Records supplied Block Start
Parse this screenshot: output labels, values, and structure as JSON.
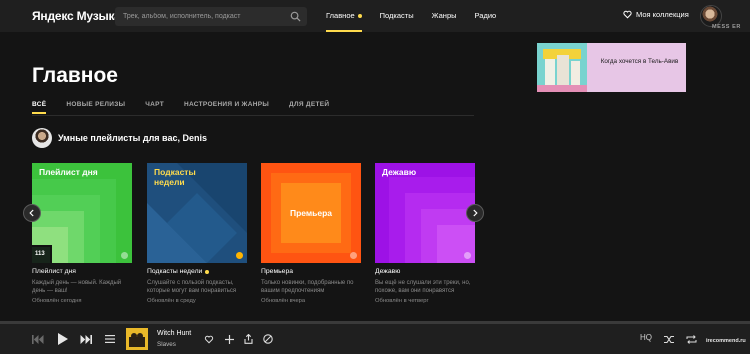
{
  "header": {
    "logo": "Яндекс Музыка",
    "search_placeholder": "Трек, альбом, исполнитель, подкаст",
    "nav": [
      {
        "label": "Главное",
        "active": true
      },
      {
        "label": "Подкасты"
      },
      {
        "label": "Жанры"
      },
      {
        "label": "Радио"
      }
    ],
    "collection_label": "Моя коллекция"
  },
  "main": {
    "title": "Главное",
    "tabs": [
      "ВСЁ",
      "НОВЫЕ РЕЛИЗЫ",
      "ЧАРТ",
      "НАСТРОЕНИЯ И ЖАНРЫ",
      "ДЛЯ ДЕТЕЙ"
    ],
    "active_tab": "ВСЁ",
    "section_title": "Умные плейлисты для вас, Denis",
    "cards": [
      {
        "cover_title": "Плейлист дня",
        "cover_badge": "113",
        "name": "Плейлист дня",
        "desc": "Каждый день — новый. Каждый день — ваш!",
        "date": "Обновлён сегодня",
        "color": "#3ec23e"
      },
      {
        "cover_title": "Подкасты недели",
        "name": "Подкасты недели",
        "desc": "Слушайте с пользой подкасты, которые могут вам понравиться",
        "date": "Обновлён в среду",
        "color": "#1d4e7a"
      },
      {
        "cover_title": "Премьера",
        "name": "Премьера",
        "desc": "Только новинки, подобранные по вашим предпочтениям",
        "date": "Обновлён вчера",
        "color": "#ff6a1a"
      },
      {
        "cover_title": "Дежавю",
        "name": "Дежавю",
        "desc": "Вы ещё не слушали эти треки, но, похоже, вам они понравятся",
        "date": "Обновлён в четверг",
        "color": "#a414e8"
      }
    ]
  },
  "ad": {
    "text": "Когда хочется в Тель-Авив"
  },
  "player": {
    "track_title": "Witch Hunt",
    "track_artist": "Slaves",
    "quality": "HQ"
  },
  "watermarks": {
    "top": "MESS ER",
    "bottom": "irecommend.ru"
  },
  "colors": {
    "accent": "#ffdb4d",
    "background": "#141414",
    "topbar": "#1f1f1f"
  }
}
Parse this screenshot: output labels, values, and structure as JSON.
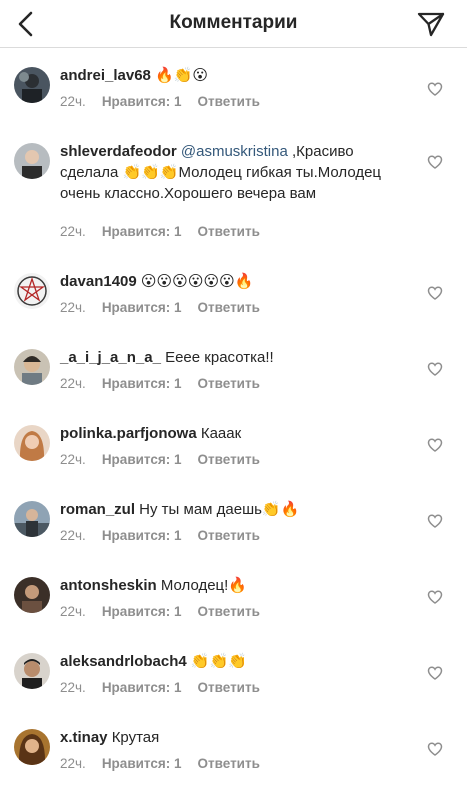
{
  "header": {
    "title": "Комментарии",
    "back_icon": "chevron-left-icon",
    "send_icon": "paper-plane-icon"
  },
  "labels": {
    "likes": "Нравится: 1",
    "reply": "Ответить"
  },
  "colors": {
    "text": "#262626",
    "secondary": "#8e8e8e",
    "mention": "#34587a",
    "divider": "#dbdbdb"
  },
  "comments": [
    {
      "username": "andrei_lav68",
      "mention": "",
      "text": " 🔥👏😮",
      "time": "22ч."
    },
    {
      "username": "shleverdafeodor",
      "mention": "@asmuskristina",
      "text": " ,Красиво сделала 👏👏👏Молодец гибкая ты.Молодец очень классно.Хорошего вечера вам",
      "time": "22ч."
    },
    {
      "username": "davan1409",
      "mention": "",
      "text": " 😮😮😮😮😮😮🔥",
      "time": "22ч."
    },
    {
      "username": "_a_i_j_a_n_a_",
      "mention": "",
      "text": " Еeee красотка!!",
      "time": "22ч."
    },
    {
      "username": "polinka.parfjonowa",
      "mention": "",
      "text": " Кааак",
      "time": "22ч."
    },
    {
      "username": "roman_zul",
      "mention": "",
      "text": " Ну ты мам даешь👏🔥",
      "time": "22ч."
    },
    {
      "username": "antonsheskin",
      "mention": "",
      "text": " Молодец!🔥",
      "time": "22ч."
    },
    {
      "username": "aleksandrlobach4",
      "mention": "",
      "text": " 👏👏👏",
      "time": "22ч."
    },
    {
      "username": "x.tinay",
      "mention": "",
      "text": " Крутая",
      "time": "22ч."
    }
  ]
}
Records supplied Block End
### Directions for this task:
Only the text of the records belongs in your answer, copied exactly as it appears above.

### Answer section:
Parse this screenshot: output labels, values, and structure as JSON.
{
  "header": {
    "logo": "Яндекс Музыка",
    "search_placeholder": "Трек, альбом, исполнитель, подкаст",
    "nav": [
      {
        "label": "Главное",
        "active": true
      },
      {
        "label": "Подкасты"
      },
      {
        "label": "Жанры"
      },
      {
        "label": "Радио"
      }
    ],
    "collection_label": "Моя коллекция"
  },
  "main": {
    "title": "Главное",
    "tabs": [
      "ВСЁ",
      "НОВЫЕ РЕЛИЗЫ",
      "ЧАРТ",
      "НАСТРОЕНИЯ И ЖАНРЫ",
      "ДЛЯ ДЕТЕЙ"
    ],
    "active_tab": "ВСЁ",
    "section_title": "Умные плейлисты для вас, Denis",
    "cards": [
      {
        "cover_title": "Плейлист дня",
        "cover_badge": "113",
        "name": "Плейлист дня",
        "desc": "Каждый день — новый. Каждый день — ваш!",
        "date": "Обновлён сегодня",
        "color": "#3ec23e"
      },
      {
        "cover_title": "Подкасты недели",
        "name": "Подкасты недели",
        "desc": "Слушайте с пользой подкасты, которые могут вам понравиться",
        "date": "Обновлён в среду",
        "color": "#1d4e7a"
      },
      {
        "cover_title": "Премьера",
        "name": "Премьера",
        "desc": "Только новинки, подобранные по вашим предпочтениям",
        "date": "Обновлён вчера",
        "color": "#ff6a1a"
      },
      {
        "cover_title": "Дежавю",
        "name": "Дежавю",
        "desc": "Вы ещё не слушали эти треки, но, похоже, вам они понравятся",
        "date": "Обновлён в четверг",
        "color": "#a414e8"
      }
    ]
  },
  "ad": {
    "text": "Когда хочется в Тель-Авив"
  },
  "player": {
    "track_title": "Witch Hunt",
    "track_artist": "Slaves",
    "quality": "HQ"
  },
  "watermarks": {
    "top": "MESS ER",
    "bottom": "irecommend.ru"
  },
  "colors": {
    "accent": "#ffdb4d",
    "background": "#141414",
    "topbar": "#1f1f1f"
  }
}
Parse this screenshot: output labels, values, and structure as JSON.
{
  "header": {
    "title": "Комментарии",
    "back_icon": "chevron-left-icon",
    "send_icon": "paper-plane-icon"
  },
  "labels": {
    "likes": "Нравится: 1",
    "reply": "Ответить"
  },
  "colors": {
    "text": "#262626",
    "secondary": "#8e8e8e",
    "mention": "#34587a",
    "divider": "#dbdbdb"
  },
  "comments": [
    {
      "username": "andrei_lav68",
      "mention": "",
      "text": " 🔥👏😮",
      "time": "22ч."
    },
    {
      "username": "shleverdafeodor",
      "mention": "@asmuskristina",
      "text": " ,Красиво сделала 👏👏👏Молодец гибкая ты.Молодец очень классно.Хорошего вечера вам",
      "time": "22ч."
    },
    {
      "username": "davan1409",
      "mention": "",
      "text": " 😮😮😮😮😮😮🔥",
      "time": "22ч."
    },
    {
      "username": "_a_i_j_a_n_a_",
      "mention": "",
      "text": " Еeee красотка!!",
      "time": "22ч."
    },
    {
      "username": "polinka.parfjonowa",
      "mention": "",
      "text": " Кааак",
      "time": "22ч."
    },
    {
      "username": "roman_zul",
      "mention": "",
      "text": " Ну ты мам даешь👏🔥",
      "time": "22ч."
    },
    {
      "username": "antonsheskin",
      "mention": "",
      "text": " Молодец!🔥",
      "time": "22ч."
    },
    {
      "username": "aleksandrlobach4",
      "mention": "",
      "text": " 👏👏👏",
      "time": "22ч."
    },
    {
      "username": "x.tinay",
      "mention": "",
      "text": " Крутая",
      "time": "22ч."
    }
  ]
}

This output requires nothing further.